“Which is why writers love to write about it. Venice offers endless imaginative possibilities, and replays the compliment of a writer’s adoration by giving herself over to language more freely than in any other medium. Pictures and photographs easily become clichés, and film of Venice is always what we have seen already.
Words can hold Venice without fixing her, avoiding the cliché while encouraging the mystery.”
There. I told you she was good. But as that quote may perhaps suggest, she can also sometimes be frustrating and capable of sun-eclipsing pretension. Fortunately, these problems don’t emerge in The Passion, the masterpiece she wrote when she was only 28. Like The Fallen Blade, The Passion takes a definite point in Venetian history (the brief period of Napoleonic rule) – and runs away with it. As Winterson puts it on her website: “It uses history as invented space.”
Her Venice is one in decline:
“A city surrounded by water with watery alleys that do for streets and roads and silted up back ways that only the rats can cross. Miss your way, which is easy to do, and you may find yourself staring at a hundred eyes, guarding a filthy palace of sacks and bones…”
Sometimes, it sounds like the city in The Fallen Blade, especial since Winterson too sees new layers behind the tourist façade:

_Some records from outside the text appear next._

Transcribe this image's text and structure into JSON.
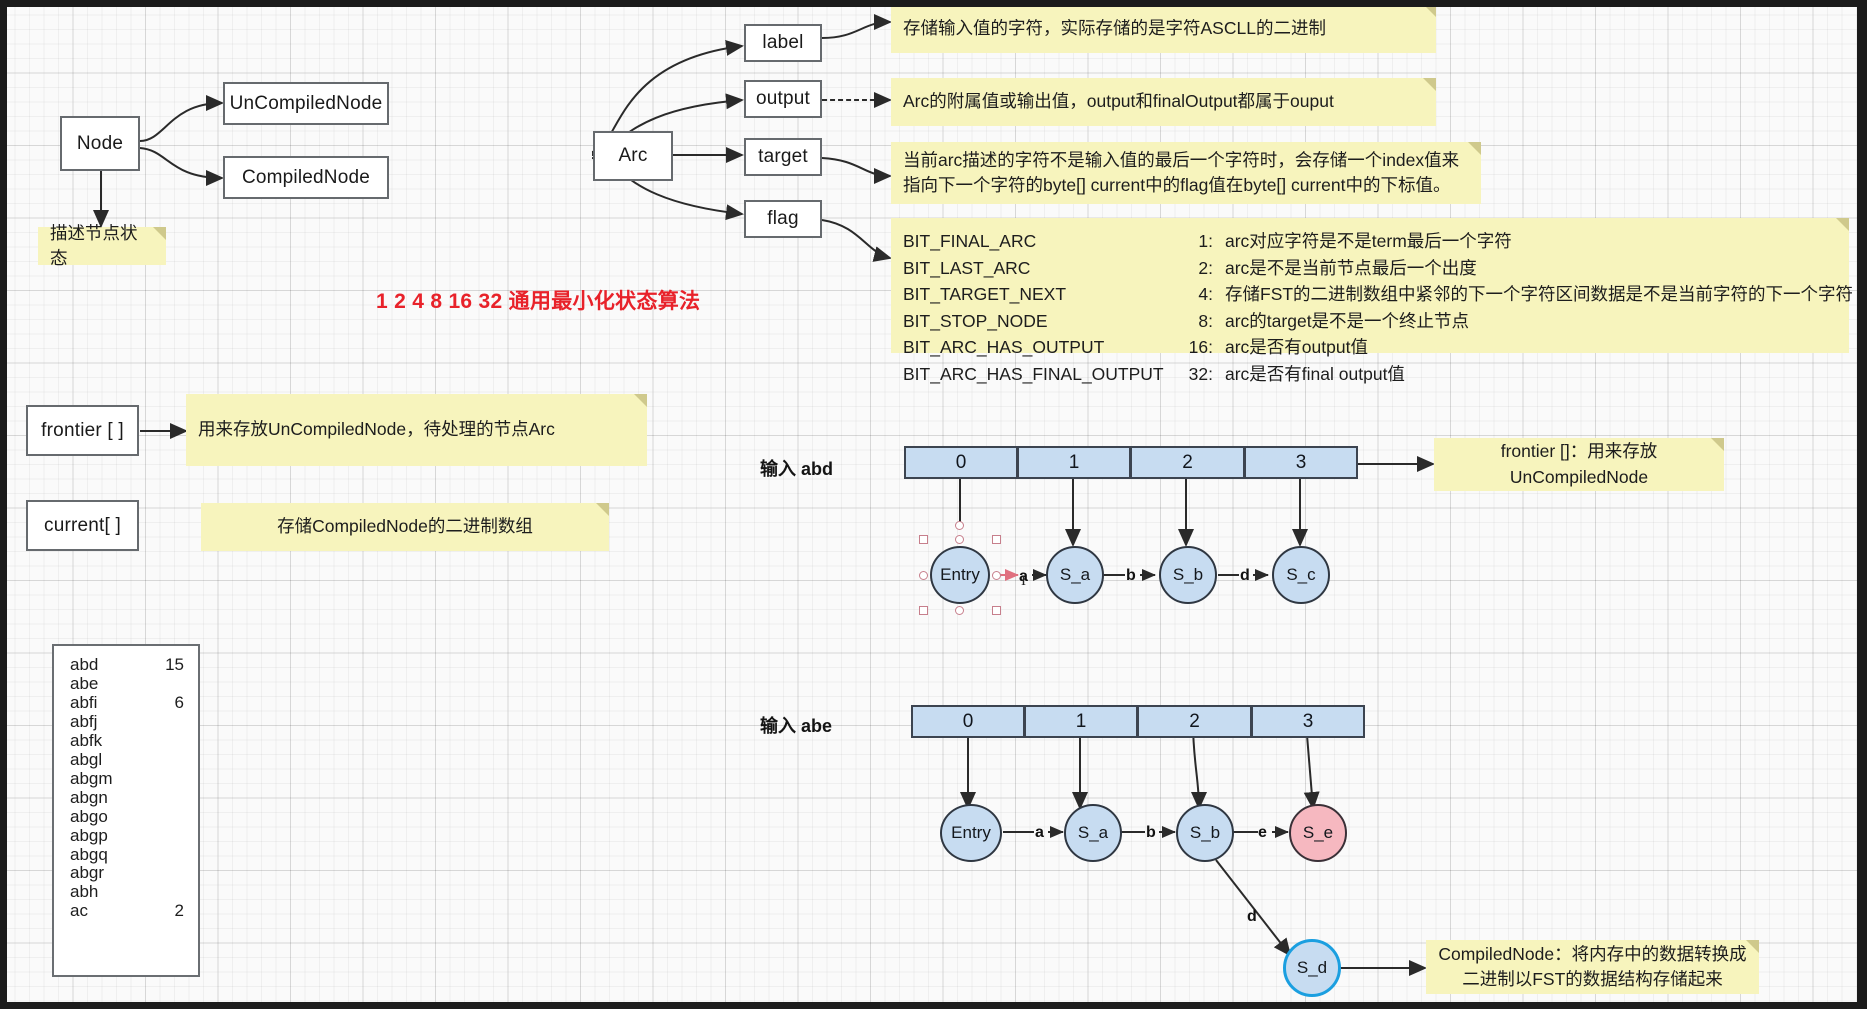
{
  "title_red": "1 2 4 8 16 32 通用最小化状态算法",
  "node_section": {
    "root": "Node",
    "children": [
      "UnCompiledNode",
      "CompiledNode"
    ],
    "note": "描述节点状态"
  },
  "arc_section": {
    "root": "Arc",
    "fields": [
      "label",
      "output",
      "target",
      "flag"
    ],
    "notes": {
      "label": "存储输入值的字符，实际存储的是字符ASCLL的二进制",
      "output": "Arc的附属值或输出值，output和finalOutput都属于ouput",
      "target_line1": "当前arc描述的字符不是输入值的最后一个字符时，会存储一个index值来",
      "target_line2": "指向下一个字符的byte[] current中的flag值在byte[] current中的下标值。"
    },
    "flags": [
      {
        "name": "BIT_FINAL_ARC",
        "value": "1:",
        "desc": "arc对应字符是不是term最后一个字符"
      },
      {
        "name": "BIT_LAST_ARC",
        "value": "2:",
        "desc": "arc是不是当前节点最后一个出度"
      },
      {
        "name": "BIT_TARGET_NEXT",
        "value": "4:",
        "desc": "存储FST的二进制数组中紧邻的下一个字符区间数据是不是当前字符的下一个字符"
      },
      {
        "name": "BIT_STOP_NODE",
        "value": "8:",
        "desc": "arc的target是不是一个终止节点"
      },
      {
        "name": "BIT_ARC_HAS_OUTPUT",
        "value": "16:",
        "desc": "arc是否有output值"
      },
      {
        "name": "BIT_ARC_HAS_FINAL_OUTPUT",
        "value": "32:",
        "desc": "arc是否有final output值"
      }
    ]
  },
  "storage_section": {
    "frontier_box": "frontier [ ]",
    "frontier_note": "用来存放UnCompiledNode，待处理的节点Arc",
    "current_box": "current[ ]",
    "current_note": "存储CompiledNode的二进制数组"
  },
  "word_list": [
    {
      "word": "abd",
      "value": "15"
    },
    {
      "word": "abe",
      "value": ""
    },
    {
      "word": "abfi",
      "value": "6"
    },
    {
      "word": "abfj",
      "value": ""
    },
    {
      "word": "abfk",
      "value": ""
    },
    {
      "word": "abgl",
      "value": ""
    },
    {
      "word": "abgm",
      "value": ""
    },
    {
      "word": "abgn",
      "value": ""
    },
    {
      "word": "abgo",
      "value": ""
    },
    {
      "word": "abgp",
      "value": ""
    },
    {
      "word": "abgq",
      "value": ""
    },
    {
      "word": "abgr",
      "value": ""
    },
    {
      "word": "abh",
      "value": ""
    },
    {
      "word": "ac",
      "value": "2"
    }
  ],
  "fst_abd": {
    "input_label": "输入 abd",
    "cells": [
      "0",
      "1",
      "2",
      "3"
    ],
    "nodes": [
      "Entry",
      "S_a",
      "S_b",
      "S_c"
    ],
    "edges": [
      "a",
      "b",
      "d"
    ],
    "note_line1": "frontier []：用来存放",
    "note_line2": "UnCompiledNode"
  },
  "fst_abe": {
    "input_label": "输入 abe",
    "cells": [
      "0",
      "1",
      "2",
      "3"
    ],
    "nodes": [
      "Entry",
      "S_a",
      "S_b",
      "S_e"
    ],
    "edges": [
      "a",
      "b",
      "e"
    ],
    "branch_node": "S_d",
    "branch_edge": "d",
    "note_line1": "CompiledNode：将内存中的数据转换成",
    "note_line2": "二进制以FST的数据结构存储起来"
  },
  "colors": {
    "note_bg": "#f7f4bd",
    "cell_blue": "#c7dcf1",
    "node_pink": "#f6b8c0",
    "accent_red": "#e8222a",
    "highlight_blue": "#1b9fe0"
  }
}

“The city within the city that is the knowledge of the few. In this inner city are thieves and Jews and children with slant eyes who come from the eastern wastelands without father or mother. They roam in packs like the cats and the rats and they go after the same food. No one knows why they are here or on what sinister vessel they arrived. They seem to die at twelve or thirteen and yet they are always replaced.”
More often, it has a quality all of its own. A place of gambling, decadence and love, where a boatsman’s daughter is born with webbed feet and has her heart stolen by a woman who keeps it in a jar. A place where someone can wear a crown “made out of rats tied in a circle by their tails.” But also one that it is impossible not to love.
I fell for it again when I revisited The Passion after reading The Fallen Blade. This is a Venice of endless possibility and excitement; a place, in fulfilment of the title, of passion. It’s astonishing how much Winterson crams into 160 pages. The story of the boatsman’s daughter and her missing heart seems to take in the whole universe – and plenty more outside it.
On that note, I should also say that the book isn’t just about Venice. Quite a lot of it follows Napoleon’s grand army (mainly through the eyes of the man who serves up the chickens that the little emperor likes to eat whole) from the English channel all the way to Moscow and the Russian winter:
“When our horses died of cold we slit their bellies and slept with our feet inside the guts. One man’s horse froze around him; in the morning when he tried to take his feet out they were stuck, entombed in the brittle entrails. We couldn’t free him, we had to leave him. He wouldn’t stop screaming.”
So, rather less welcoming than Serenissima – and with even worse sleeping accommodation, but in Winterson’s hands, just as fascinating. Location isn’t everything, after all. It’s the writing that counts – and Winterson’s writing is exquisite. But don’t take it from me. Take it from someone who has also made Venice his own, Jon Courtenay Grimwood:
“I’d actually forgotten The Passion when I wrote The Fallen Blade, but I remember buying the paperback when it first came out and loving Winterson’s Venetian heroine with her webbed feet and thinking how devious it was to make the hero Napoleon’s chicken chef. I loved the book, and its shortness and lack of padding make it even more perfect.”